It was a great loss to our area when she died.
I have Swiss mint herb. The tea with its leaves has a rather strong menthol taste. I like it.
How do you prepare the bee balm tea? I have tons of it in my garden. Do you use the flowers? Dried or fresh?
Whether the 'bee balm' is Bergamot (Monarda didyma), or Wild Bergamot/Horse Mint (Monarda fistulosa) or Lemon Balm (Melissa officinalis) - the leaves are used, dried or fresh.
Dear Kind Gardners,
I have been reading about this wonderful mint since Big Brown ran in the Kentucky derby. Can anyone direct me to a vendor? Does anyone have a clipping to trade? My neighbor Texans should be knee deep in the stuff!
My deepest sympathy to those that were close to Mrs. Madalene Hill. I know she is deeply missed.
Here is a link that might be useful: Mentha xgracilis 'Madalene Hill
Did you try looking by the other names like "doublemint" and "red-stemmed apple mint"? I found a "red doublemint" listed for the vendor below. See what you can find.
Here is a link that might be useful: triple oaks - mentha
I use regular spearmint but add another of my favorite herbs--fresh lemon verbena leaves.
It looks like FataMorgana has found a vendor with Madalene Hill's red-stemmed doublemint! Another page at the vendor, Triple Oaks, lists her by name 2/3's of the way down in the first paragraph: Triple Oaks' page that mentions Madalene Hill & her famous mint.

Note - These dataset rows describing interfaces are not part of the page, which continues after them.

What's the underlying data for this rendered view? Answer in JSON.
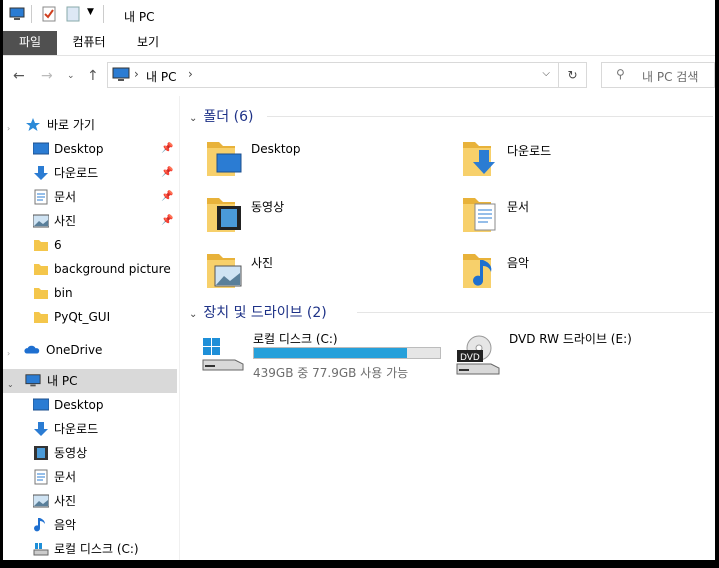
{
  "title": "내 PC",
  "ribbon": {
    "tabs": [
      "파일",
      "컴퓨터",
      "보기"
    ]
  },
  "address": {
    "path": "내 PC",
    "sep": "›"
  },
  "search": {
    "placeholder": "내 PC 검색"
  },
  "nav": {
    "quick_access": "바로 가기",
    "quick_items": [
      "Desktop",
      "다운로드",
      "문서",
      "사진",
      "6",
      "background picture",
      "bin",
      "PyQt_GUI"
    ],
    "onedrive": "OneDrive",
    "this_pc": "내 PC",
    "pc_items": [
      "Desktop",
      "다운로드",
      "동영상",
      "문서",
      "사진",
      "음악",
      "로컬 디스크 (C:)"
    ]
  },
  "folders": {
    "header": "폴더 (6)",
    "items": [
      "Desktop",
      "다운로드",
      "동영상",
      "문서",
      "사진",
      "음악"
    ]
  },
  "devices": {
    "header": "장치 및 드라이브 (2)",
    "c_name": "로컬 디스크 (C:)",
    "c_free": "439GB 중 77.9GB 사용 가능",
    "c_used_fraction": 0.82,
    "dvd_name": "DVD RW 드라이브 (E:)",
    "dvd_label": "DVD"
  },
  "colors": {
    "accent": "#26a0da",
    "group_header": "#1e3287",
    "folder": "#f4c64b"
  }
}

See FataMorgana's link above to the plant itself at the vendor. I want it! Googling around I see lots of posts recommending it for tea. Thanks everyone, I'm looking forward to a cool drink on a hot summer day!

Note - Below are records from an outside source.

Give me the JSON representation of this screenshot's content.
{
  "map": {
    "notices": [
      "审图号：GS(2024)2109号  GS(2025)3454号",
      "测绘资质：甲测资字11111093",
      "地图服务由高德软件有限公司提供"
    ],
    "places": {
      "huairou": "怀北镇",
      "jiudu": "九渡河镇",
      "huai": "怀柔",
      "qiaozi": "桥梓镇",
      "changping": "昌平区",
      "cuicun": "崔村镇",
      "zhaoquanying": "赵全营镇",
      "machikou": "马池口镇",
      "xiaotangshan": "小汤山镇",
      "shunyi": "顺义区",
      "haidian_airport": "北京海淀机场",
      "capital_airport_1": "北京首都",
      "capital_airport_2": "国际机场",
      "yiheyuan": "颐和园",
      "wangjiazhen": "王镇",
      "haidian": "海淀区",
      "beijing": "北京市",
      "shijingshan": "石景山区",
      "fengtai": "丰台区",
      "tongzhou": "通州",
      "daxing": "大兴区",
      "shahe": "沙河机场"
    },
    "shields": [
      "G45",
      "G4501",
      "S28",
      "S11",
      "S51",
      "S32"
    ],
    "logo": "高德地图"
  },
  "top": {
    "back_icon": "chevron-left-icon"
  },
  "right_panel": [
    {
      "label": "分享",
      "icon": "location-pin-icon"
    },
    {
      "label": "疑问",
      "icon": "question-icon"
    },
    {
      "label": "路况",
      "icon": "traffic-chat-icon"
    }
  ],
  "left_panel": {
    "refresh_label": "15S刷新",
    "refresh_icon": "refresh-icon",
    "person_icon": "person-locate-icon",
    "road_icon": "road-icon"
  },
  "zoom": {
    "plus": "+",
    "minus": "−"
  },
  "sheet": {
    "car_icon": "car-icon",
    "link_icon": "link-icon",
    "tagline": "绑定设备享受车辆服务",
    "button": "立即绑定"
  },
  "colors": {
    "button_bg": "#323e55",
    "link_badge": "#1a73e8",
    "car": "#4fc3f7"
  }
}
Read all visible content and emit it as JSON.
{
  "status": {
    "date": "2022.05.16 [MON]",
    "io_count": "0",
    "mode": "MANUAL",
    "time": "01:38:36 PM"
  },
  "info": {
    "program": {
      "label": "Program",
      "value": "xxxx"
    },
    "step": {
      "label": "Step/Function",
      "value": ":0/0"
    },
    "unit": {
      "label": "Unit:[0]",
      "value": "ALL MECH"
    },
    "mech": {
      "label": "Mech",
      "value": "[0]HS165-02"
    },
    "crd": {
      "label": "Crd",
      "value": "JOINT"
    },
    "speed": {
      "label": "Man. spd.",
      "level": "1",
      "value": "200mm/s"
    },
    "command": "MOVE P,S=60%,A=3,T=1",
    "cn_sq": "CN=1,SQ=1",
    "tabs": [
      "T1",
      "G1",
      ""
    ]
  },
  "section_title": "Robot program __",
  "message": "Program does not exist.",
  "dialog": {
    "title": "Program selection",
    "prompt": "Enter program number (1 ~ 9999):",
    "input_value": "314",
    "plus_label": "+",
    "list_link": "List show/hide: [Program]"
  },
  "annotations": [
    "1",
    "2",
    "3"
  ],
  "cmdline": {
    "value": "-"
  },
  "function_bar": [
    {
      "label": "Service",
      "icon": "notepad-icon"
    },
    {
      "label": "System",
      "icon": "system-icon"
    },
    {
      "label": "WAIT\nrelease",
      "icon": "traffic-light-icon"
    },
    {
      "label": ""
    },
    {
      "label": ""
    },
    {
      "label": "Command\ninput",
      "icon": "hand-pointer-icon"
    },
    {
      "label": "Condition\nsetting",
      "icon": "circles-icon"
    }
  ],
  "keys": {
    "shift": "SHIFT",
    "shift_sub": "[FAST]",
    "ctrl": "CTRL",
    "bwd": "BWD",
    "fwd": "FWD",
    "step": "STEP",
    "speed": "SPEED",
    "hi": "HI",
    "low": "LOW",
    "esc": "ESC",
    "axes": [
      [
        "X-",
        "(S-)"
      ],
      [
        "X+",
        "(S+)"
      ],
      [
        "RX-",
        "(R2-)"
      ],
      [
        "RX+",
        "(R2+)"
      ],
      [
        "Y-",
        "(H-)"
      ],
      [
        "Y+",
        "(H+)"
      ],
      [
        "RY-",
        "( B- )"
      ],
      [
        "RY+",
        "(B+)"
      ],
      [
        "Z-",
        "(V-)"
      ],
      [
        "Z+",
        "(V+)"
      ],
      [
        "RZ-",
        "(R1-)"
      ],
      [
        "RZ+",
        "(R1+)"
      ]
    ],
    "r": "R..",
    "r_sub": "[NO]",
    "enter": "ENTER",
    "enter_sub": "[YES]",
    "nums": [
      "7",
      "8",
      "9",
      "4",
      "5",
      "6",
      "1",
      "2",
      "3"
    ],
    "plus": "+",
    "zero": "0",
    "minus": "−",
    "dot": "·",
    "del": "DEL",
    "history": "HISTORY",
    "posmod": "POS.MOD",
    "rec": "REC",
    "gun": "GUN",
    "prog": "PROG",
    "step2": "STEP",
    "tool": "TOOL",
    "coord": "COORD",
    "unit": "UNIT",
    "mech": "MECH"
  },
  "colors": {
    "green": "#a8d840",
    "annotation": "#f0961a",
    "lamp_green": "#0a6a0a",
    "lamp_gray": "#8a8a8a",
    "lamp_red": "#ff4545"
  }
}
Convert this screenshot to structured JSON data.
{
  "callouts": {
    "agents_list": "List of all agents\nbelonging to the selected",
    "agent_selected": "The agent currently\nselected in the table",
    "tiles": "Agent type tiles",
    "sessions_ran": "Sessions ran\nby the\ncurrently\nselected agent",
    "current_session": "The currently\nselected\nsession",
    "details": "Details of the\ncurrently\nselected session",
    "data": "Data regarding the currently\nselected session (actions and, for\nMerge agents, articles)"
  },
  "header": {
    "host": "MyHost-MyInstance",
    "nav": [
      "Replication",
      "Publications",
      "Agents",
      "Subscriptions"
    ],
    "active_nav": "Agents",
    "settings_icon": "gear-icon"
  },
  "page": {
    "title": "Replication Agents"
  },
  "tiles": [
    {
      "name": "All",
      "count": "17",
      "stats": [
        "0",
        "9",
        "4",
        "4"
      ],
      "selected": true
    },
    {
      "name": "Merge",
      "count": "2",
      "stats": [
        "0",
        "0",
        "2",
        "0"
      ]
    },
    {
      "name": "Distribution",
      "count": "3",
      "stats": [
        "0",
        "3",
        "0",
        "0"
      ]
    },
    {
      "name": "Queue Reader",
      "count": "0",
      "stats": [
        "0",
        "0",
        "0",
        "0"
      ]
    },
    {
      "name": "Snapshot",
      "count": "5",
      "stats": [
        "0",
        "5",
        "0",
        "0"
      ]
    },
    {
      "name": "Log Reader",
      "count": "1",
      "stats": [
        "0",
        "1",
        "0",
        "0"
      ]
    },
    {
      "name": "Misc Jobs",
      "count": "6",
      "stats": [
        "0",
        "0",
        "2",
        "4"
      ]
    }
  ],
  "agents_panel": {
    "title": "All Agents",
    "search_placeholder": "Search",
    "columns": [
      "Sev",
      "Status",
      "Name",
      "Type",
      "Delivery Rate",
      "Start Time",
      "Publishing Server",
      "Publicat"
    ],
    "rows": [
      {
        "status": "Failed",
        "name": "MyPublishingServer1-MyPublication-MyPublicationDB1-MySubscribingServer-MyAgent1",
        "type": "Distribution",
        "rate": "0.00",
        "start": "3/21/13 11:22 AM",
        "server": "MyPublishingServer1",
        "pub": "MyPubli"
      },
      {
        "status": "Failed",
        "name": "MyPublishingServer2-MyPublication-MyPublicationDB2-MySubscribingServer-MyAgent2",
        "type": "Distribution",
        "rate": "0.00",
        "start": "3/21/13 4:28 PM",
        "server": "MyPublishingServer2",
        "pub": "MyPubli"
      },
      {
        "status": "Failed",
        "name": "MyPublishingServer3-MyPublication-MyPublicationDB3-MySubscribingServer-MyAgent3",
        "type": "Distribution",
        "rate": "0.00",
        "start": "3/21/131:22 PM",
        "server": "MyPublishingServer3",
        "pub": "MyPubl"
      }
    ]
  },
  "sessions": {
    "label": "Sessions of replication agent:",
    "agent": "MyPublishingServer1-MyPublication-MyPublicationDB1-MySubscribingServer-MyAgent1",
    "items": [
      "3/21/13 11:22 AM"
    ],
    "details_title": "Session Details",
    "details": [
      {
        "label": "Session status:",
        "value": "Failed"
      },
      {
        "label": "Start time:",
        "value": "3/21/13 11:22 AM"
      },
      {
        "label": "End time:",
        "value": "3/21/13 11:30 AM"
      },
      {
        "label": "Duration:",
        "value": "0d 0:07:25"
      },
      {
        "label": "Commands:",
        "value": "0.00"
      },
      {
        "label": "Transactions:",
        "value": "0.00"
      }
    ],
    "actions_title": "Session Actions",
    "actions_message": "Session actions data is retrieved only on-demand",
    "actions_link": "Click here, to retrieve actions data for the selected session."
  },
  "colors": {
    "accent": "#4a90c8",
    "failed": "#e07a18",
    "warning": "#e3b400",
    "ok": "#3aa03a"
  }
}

Madalene Hill also wrote a book called Southern Herb Growing that local libraries might already have or could request.
What an energetic lady! Here's a link that might be useful: GW thread on the late Madalene Hill.

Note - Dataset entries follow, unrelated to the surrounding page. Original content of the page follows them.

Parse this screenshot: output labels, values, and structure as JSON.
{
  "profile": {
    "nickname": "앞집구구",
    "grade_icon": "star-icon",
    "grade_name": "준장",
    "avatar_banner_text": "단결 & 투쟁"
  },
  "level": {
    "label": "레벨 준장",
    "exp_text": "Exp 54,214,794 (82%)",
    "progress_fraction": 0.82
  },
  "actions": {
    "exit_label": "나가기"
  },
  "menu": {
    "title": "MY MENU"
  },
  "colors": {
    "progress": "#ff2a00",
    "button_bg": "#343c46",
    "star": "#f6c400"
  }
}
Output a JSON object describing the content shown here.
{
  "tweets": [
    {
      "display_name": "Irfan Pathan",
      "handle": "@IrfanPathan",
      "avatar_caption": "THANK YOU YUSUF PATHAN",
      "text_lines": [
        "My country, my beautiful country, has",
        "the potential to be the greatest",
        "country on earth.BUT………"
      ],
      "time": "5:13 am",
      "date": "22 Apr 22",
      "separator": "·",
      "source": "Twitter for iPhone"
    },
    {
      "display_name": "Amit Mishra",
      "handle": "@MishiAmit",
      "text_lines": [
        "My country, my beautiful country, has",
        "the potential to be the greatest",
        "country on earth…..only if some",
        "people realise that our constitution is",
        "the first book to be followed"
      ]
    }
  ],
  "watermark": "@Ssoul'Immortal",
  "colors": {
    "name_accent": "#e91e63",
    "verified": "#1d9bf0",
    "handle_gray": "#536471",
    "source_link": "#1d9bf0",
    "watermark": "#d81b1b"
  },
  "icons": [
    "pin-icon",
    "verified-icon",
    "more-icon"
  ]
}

Update: Triple Oaks doesn't have an order form on their web page but does have a contact form. The owner replied quickly & said that she visited Madalene Hill in Texas once and believes that this is the right mint. When the weather cools down I am to contact them again & they'll ship it to me. It's good to read here about different mints, etc, for tea, & to have different choices. Thanks, FataMorgana! Thanks, everyone!
Twice a year, I order herbs for our Master Gardener plant sale. Often, I can order the Doublemint Madalene Hill Mentha xgracilis 'Madalene Hill'. If I can get some ordered for the fall plant sale, I can mail you a 4" pot if you want. The plant would be $2.50 + postage and mailing. Let me know if you are interested.
Yes, ltcollins, thanks! E-mail me through GW or directly: firstname.lastname@example.org. I can reimburse you through paypal if that will work for you or mail you a check if you prefer. Appreciate it.
Let me contact my grower and see if he can get me some for the fall. I'll let you know.
I have a favorite mint that is one from my dad who got it from his parents' farm many years ago. For sentimental reasons I suppose and because it's that familiar scent it's the one I really like. It has a sweet aroma that mixes so well with my other favorites like lemon balm or bee balm.
Several other spearmints have been given to me at plant swaps and only a few are tasty in the spring, but come summer once the weather is warm the flavor seems to increase. What really makes a mint tea terrific for me is letting the leaves dry then use them. If it stays a bit bitter & isn't sweetish mint flavored I give up on that plant for tea, but let it grow for the beneficial insects or for making strong teas for spraying around to deter moles, rabbits, & deer from my edible gardens.
Does anyone else prefer dried leaves over fresh mint for tea?
Well it really depends on what kind of mint you like, but if you like a stronger flavor peppermint is best. But personally I like spearmint because of its refreshing taste.